[This story will be scraped by Locus Online in 5…4…3…]
On June 1, the 2019 Science Fiction & Fantasy Poetry Association (SFPA) Poetry Contest opens and will be accepting entries from all poets, including non-members of the SFPA. Poets may enter in three categories:
All sub-genres of speculative poetry are welcome in any form.
Entries will be read blind. Winners will receive a $100 First Prize, $50 Second
Prize, and $25 Third Prize in each category, as well as publication on sfpoetry.com.
The contest fee is $2 to enter.
Entries must be submitted by August 31.Winners will be announced
by October 1. To enter or learn more, see the submission
guidelines on the official SFPA contest website at sfpoetry.com/contests.html.
This year’s contest judge is Nicole Oquendo, a writer and visual
artist who combines these two elements to craft multimodal nonfiction, poetry,
and fiction.

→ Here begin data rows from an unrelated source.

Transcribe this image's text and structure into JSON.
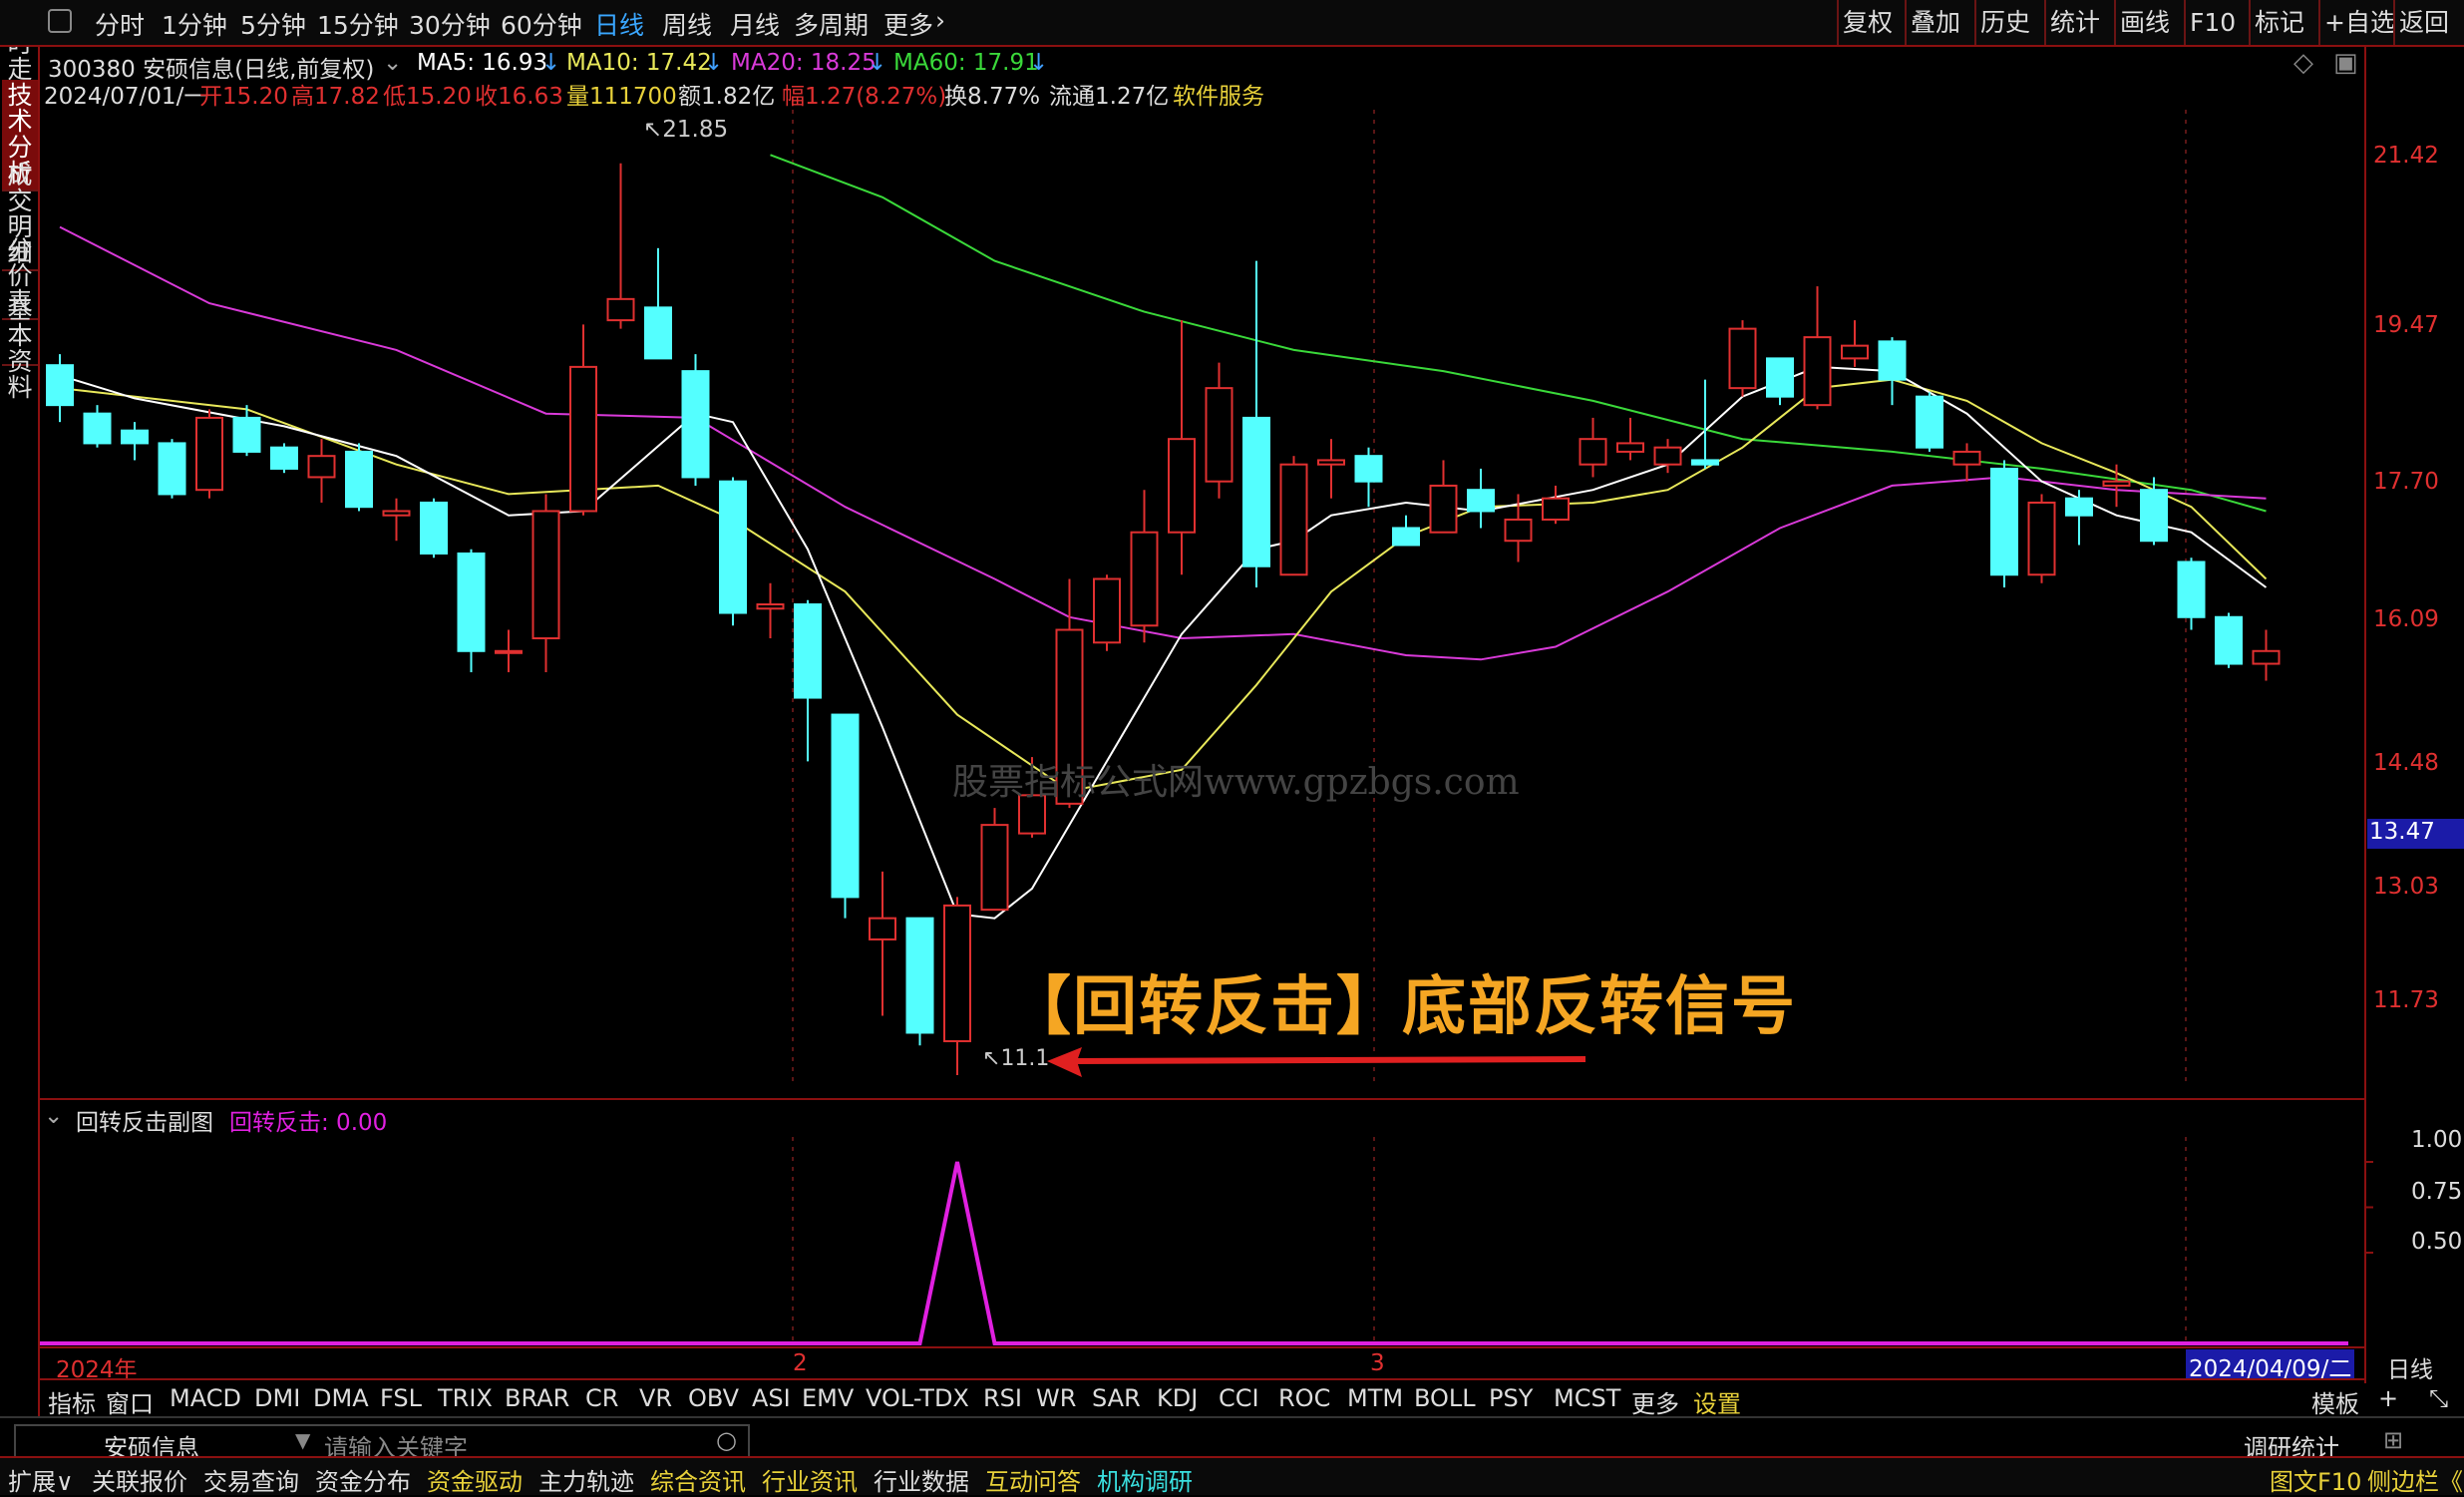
{
  "toolbar": {
    "periods": [
      "分时",
      "1分钟",
      "5分钟",
      "15分钟",
      "30分钟",
      "60分钟",
      "日线",
      "周线",
      "月线",
      "多周期",
      "更多"
    ],
    "right": [
      "复权",
      "叠加",
      "历史",
      "统计",
      "画线",
      "F10",
      "标记",
      "+自选",
      "返回"
    ]
  },
  "left_tabs": [
    "分时走势",
    "技术分析",
    "成交明细",
    "分价表",
    "基本资料"
  ],
  "stock": {
    "title": "300380 安硕信息(日线,前复权)",
    "ma5": "MA5: 16.93",
    "ma10": "MA10: 17.42",
    "ma20": "MA20: 18.25",
    "ma60": "MA60: 17.91"
  },
  "bar": {
    "date": "2024/07/01/一",
    "open": "开15.20",
    "high": "高17.82",
    "low": "低15.20",
    "close": "收16.63",
    "vol": "量111700",
    "amt": "额1.82亿",
    "chg": "幅1.27(8.27%)",
    "turn": "换8.77%",
    "float": "流通1.27亿",
    "industry": "软件服务"
  },
  "price_axis": [
    "21.42",
    "19.47",
    "17.70",
    "16.09",
    "14.48",
    "13.03",
    "11.73"
  ],
  "current_price": "13.47",
  "high_mark": "21.85",
  "low_mark": "11.1",
  "annotation": "【回转反击】底部反转信号",
  "watermark": "股票指标公式网www.gpzbgs.com",
  "indicator": {
    "name": "回转反击副图",
    "value": "回转反击: 0.00",
    "axis": [
      "1.00",
      "0.75",
      "0.50"
    ]
  },
  "date_axis": {
    "year": "2024年",
    "m2": "2",
    "m3": "3",
    "cursor": "2024/04/09/二",
    "period": "日线"
  },
  "ind_tabs": [
    "指标",
    "窗口",
    "MACD",
    "DMI",
    "DMA",
    "FSL",
    "TRIX",
    "BRAR",
    "CR",
    "VR",
    "OBV",
    "ASI",
    "EMV",
    "VOL-TDX",
    "RSI",
    "WR",
    "SAR",
    "KDJ",
    "CCI",
    "ROC",
    "MTM",
    "BOLL",
    "PSY",
    "MCST",
    "更多",
    "设置"
  ],
  "ind_right": {
    "tpl": "模板",
    "plus": "+",
    "expand": "⤡"
  },
  "search": {
    "stock": "安硕信息",
    "placeholder": "请输入关键字",
    "stats": "调研统计"
  },
  "bottom_tabs": [
    "扩展∨",
    "关联报价",
    "交易查询",
    "资金分布",
    "资金驱动",
    "主力轨迹",
    "综合资讯",
    "行业资讯",
    "行业数据",
    "互动问答",
    "机构调研"
  ],
  "bottom_right": [
    "图文F10",
    "侧边栏《"
  ],
  "colors": {
    "up": "#e03030",
    "down": "#54ffff",
    "ma5": "#ffffff",
    "ma10": "#e8e85a",
    "ma20": "#d93ad9",
    "ma60": "#3ad93a",
    "signal": "#e020e0"
  },
  "chart_data": {
    "type": "candlestick",
    "price_range": [
      10.9,
      22.6
    ],
    "candles": [
      {
        "o": 19.47,
        "c": 19.0,
        "h": 19.6,
        "l": 18.8
      },
      {
        "o": 18.9,
        "c": 18.55,
        "h": 19.0,
        "l": 18.5
      },
      {
        "o": 18.7,
        "c": 18.55,
        "h": 18.8,
        "l": 18.35
      },
      {
        "o": 18.55,
        "c": 17.95,
        "h": 18.6,
        "l": 17.9
      },
      {
        "o": 18.0,
        "c": 18.85,
        "h": 18.95,
        "l": 17.9
      },
      {
        "o": 18.85,
        "c": 18.45,
        "h": 19.0,
        "l": 18.4
      },
      {
        "o": 18.5,
        "c": 18.25,
        "h": 18.55,
        "l": 18.2
      },
      {
        "o": 18.15,
        "c": 18.4,
        "h": 18.6,
        "l": 17.85
      },
      {
        "o": 18.45,
        "c": 17.8,
        "h": 18.55,
        "l": 17.75
      },
      {
        "o": 17.7,
        "c": 17.75,
        "h": 17.9,
        "l": 17.4
      },
      {
        "o": 17.85,
        "c": 17.25,
        "h": 17.9,
        "l": 17.2
      },
      {
        "o": 17.25,
        "c": 16.1,
        "h": 17.3,
        "l": 15.85
      },
      {
        "o": 16.1,
        "c": 16.1,
        "h": 16.35,
        "l": 15.85
      },
      {
        "o": 16.25,
        "c": 17.75,
        "h": 17.95,
        "l": 15.85
      },
      {
        "o": 17.75,
        "c": 19.45,
        "h": 19.95,
        "l": 17.7
      },
      {
        "o": 20.0,
        "c": 20.25,
        "h": 21.85,
        "l": 19.9
      },
      {
        "o": 20.15,
        "c": 19.55,
        "h": 20.85,
        "l": 19.55
      },
      {
        "o": 19.4,
        "c": 18.15,
        "h": 19.6,
        "l": 18.05
      },
      {
        "o": 18.1,
        "c": 16.55,
        "h": 18.15,
        "l": 16.4
      },
      {
        "o": 16.6,
        "c": 16.65,
        "h": 16.9,
        "l": 16.25
      },
      {
        "o": 16.65,
        "c": 15.55,
        "h": 16.7,
        "l": 14.8
      },
      {
        "o": 15.35,
        "c": 13.2,
        "h": 15.35,
        "l": 12.95
      },
      {
        "o": 12.7,
        "c": 12.95,
        "h": 13.5,
        "l": 11.8
      },
      {
        "o": 12.95,
        "c": 11.6,
        "h": 12.95,
        "l": 11.45
      },
      {
        "o": 11.5,
        "c": 13.1,
        "h": 13.2,
        "l": 11.1
      },
      {
        "o": 13.05,
        "c": 14.05,
        "h": 14.25,
        "l": 13.05
      },
      {
        "o": 13.95,
        "c": 14.4,
        "h": 14.85,
        "l": 13.9
      },
      {
        "o": 14.3,
        "c": 16.35,
        "h": 16.95,
        "l": 14.25
      },
      {
        "o": 16.2,
        "c": 16.95,
        "h": 17.0,
        "l": 16.1
      },
      {
        "o": 16.4,
        "c": 17.5,
        "h": 18.0,
        "l": 16.2
      },
      {
        "o": 17.5,
        "c": 18.6,
        "h": 20.0,
        "l": 17.0
      },
      {
        "o": 18.1,
        "c": 19.2,
        "h": 19.5,
        "l": 17.9
      },
      {
        "o": 18.85,
        "c": 17.1,
        "h": 20.7,
        "l": 16.85
      },
      {
        "o": 17.0,
        "c": 18.3,
        "h": 18.4,
        "l": 17.0
      },
      {
        "o": 18.3,
        "c": 18.35,
        "h": 18.6,
        "l": 17.9
      },
      {
        "o": 18.4,
        "c": 18.1,
        "h": 18.5,
        "l": 17.8
      },
      {
        "o": 17.55,
        "c": 17.35,
        "h": 17.7,
        "l": 17.35
      },
      {
        "o": 17.5,
        "c": 18.05,
        "h": 18.35,
        "l": 17.5
      },
      {
        "o": 18.0,
        "c": 17.75,
        "h": 18.25,
        "l": 17.55
      },
      {
        "o": 17.4,
        "c": 17.65,
        "h": 17.95,
        "l": 17.15
      },
      {
        "o": 17.65,
        "c": 17.9,
        "h": 18.05,
        "l": 17.6
      },
      {
        "o": 18.3,
        "c": 18.6,
        "h": 18.85,
        "l": 18.15
      },
      {
        "o": 18.45,
        "c": 18.55,
        "h": 18.85,
        "l": 18.35
      },
      {
        "o": 18.3,
        "c": 18.5,
        "h": 18.6,
        "l": 18.2
      },
      {
        "o": 18.35,
        "c": 18.3,
        "h": 19.3,
        "l": 18.25
      },
      {
        "o": 19.2,
        "c": 19.9,
        "h": 20.0,
        "l": 19.1
      },
      {
        "o": 19.55,
        "c": 19.1,
        "h": 19.55,
        "l": 19.0
      },
      {
        "o": 19.0,
        "c": 19.8,
        "h": 20.4,
        "l": 18.95
      },
      {
        "o": 19.55,
        "c": 19.7,
        "h": 20.0,
        "l": 19.45
      },
      {
        "o": 19.75,
        "c": 19.3,
        "h": 19.8,
        "l": 19.0
      },
      {
        "o": 19.1,
        "c": 18.5,
        "h": 19.15,
        "l": 18.45
      },
      {
        "o": 18.3,
        "c": 18.45,
        "h": 18.55,
        "l": 18.1
      },
      {
        "o": 18.25,
        "c": 17.0,
        "h": 18.35,
        "l": 16.85
      },
      {
        "o": 17.0,
        "c": 17.85,
        "h": 17.95,
        "l": 16.9
      },
      {
        "o": 17.9,
        "c": 17.7,
        "h": 18.0,
        "l": 17.35
      },
      {
        "o": 18.05,
        "c": 18.1,
        "h": 18.3,
        "l": 17.8
      },
      {
        "o": 18.0,
        "c": 17.4,
        "h": 18.15,
        "l": 17.35
      },
      {
        "o": 17.15,
        "c": 16.5,
        "h": 17.2,
        "l": 16.35
      },
      {
        "o": 16.5,
        "c": 15.95,
        "h": 16.55,
        "l": 15.9
      },
      {
        "o": 15.95,
        "c": 16.1,
        "h": 16.35,
        "l": 15.75
      }
    ],
    "ma5": [
      [
        0,
        19.35
      ],
      [
        2,
        19.08
      ],
      [
        6,
        18.75
      ],
      [
        9,
        18.4
      ],
      [
        12,
        17.7
      ],
      [
        14,
        17.75
      ],
      [
        17,
        18.9
      ],
      [
        18,
        18.8
      ],
      [
        20,
        17.3
      ],
      [
        22,
        15.2
      ],
      [
        24,
        13.0
      ],
      [
        25,
        12.95
      ],
      [
        26,
        13.3
      ],
      [
        28,
        14.8
      ],
      [
        30,
        16.3
      ],
      [
        32,
        17.3
      ],
      [
        33,
        17.4
      ],
      [
        34,
        17.7
      ],
      [
        36,
        17.85
      ],
      [
        38,
        17.75
      ],
      [
        41,
        18.0
      ],
      [
        43,
        18.3
      ],
      [
        45,
        19.1
      ],
      [
        47,
        19.45
      ],
      [
        49,
        19.4
      ],
      [
        51,
        18.9
      ],
      [
        53,
        18.1
      ],
      [
        55,
        17.7
      ],
      [
        57,
        17.5
      ],
      [
        59,
        16.85
      ]
    ],
    "ma10": [
      [
        0,
        19.2
      ],
      [
        5,
        18.95
      ],
      [
        9,
        18.3
      ],
      [
        12,
        17.95
      ],
      [
        16,
        18.05
      ],
      [
        18,
        17.65
      ],
      [
        21,
        16.8
      ],
      [
        24,
        15.35
      ],
      [
        27,
        14.45
      ],
      [
        30,
        14.7
      ],
      [
        32,
        15.7
      ],
      [
        34,
        16.8
      ],
      [
        36,
        17.45
      ],
      [
        38,
        17.8
      ],
      [
        41,
        17.85
      ],
      [
        43,
        18.0
      ],
      [
        45,
        18.5
      ],
      [
        47,
        19.2
      ],
      [
        49,
        19.3
      ],
      [
        51,
        19.05
      ],
      [
        53,
        18.55
      ],
      [
        55,
        18.2
      ],
      [
        57,
        17.8
      ],
      [
        59,
        16.95
      ]
    ],
    "ma20": [
      [
        0,
        21.1
      ],
      [
        4,
        20.2
      ],
      [
        9,
        19.65
      ],
      [
        13,
        18.9
      ],
      [
        17,
        18.85
      ],
      [
        21,
        17.8
      ],
      [
        25,
        16.95
      ],
      [
        27,
        16.5
      ],
      [
        30,
        16.25
      ],
      [
        33,
        16.3
      ],
      [
        36,
        16.05
      ],
      [
        38,
        16.0
      ],
      [
        40,
        16.15
      ],
      [
        43,
        16.8
      ],
      [
        46,
        17.55
      ],
      [
        49,
        18.05
      ],
      [
        52,
        18.15
      ],
      [
        55,
        18.0
      ],
      [
        59,
        17.9
      ]
    ],
    "ma60": [
      [
        19,
        21.95
      ],
      [
        22,
        21.45
      ],
      [
        25,
        20.7
      ],
      [
        29,
        20.1
      ],
      [
        33,
        19.65
      ],
      [
        37,
        19.4
      ],
      [
        41,
        19.05
      ],
      [
        45,
        18.6
      ],
      [
        49,
        18.45
      ],
      [
        53,
        18.25
      ],
      [
        57,
        18.0
      ],
      [
        59,
        17.75
      ]
    ],
    "signal": {
      "range": [
        0,
        1
      ],
      "axis_ticks": [
        0.5,
        0.75,
        1
      ],
      "peak_index": 24,
      "peak_value": 1
    }
  }
}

Their work can be found in literary journals like BOAAT, CutBank,
DIAGRAM, and Gulf Stream, among others. They are the author of
the hybrid memoir Telomeres, as well as five chapbooks. Their most
recent book of illustrated speculative poetry is Space Baby: Episodes I-III.
They are currently an Assistant Editor for Sundress Publications who are
publishing their curated anthology, Manticore: Hybrid Writing from Hybrid
Identities, in 2019.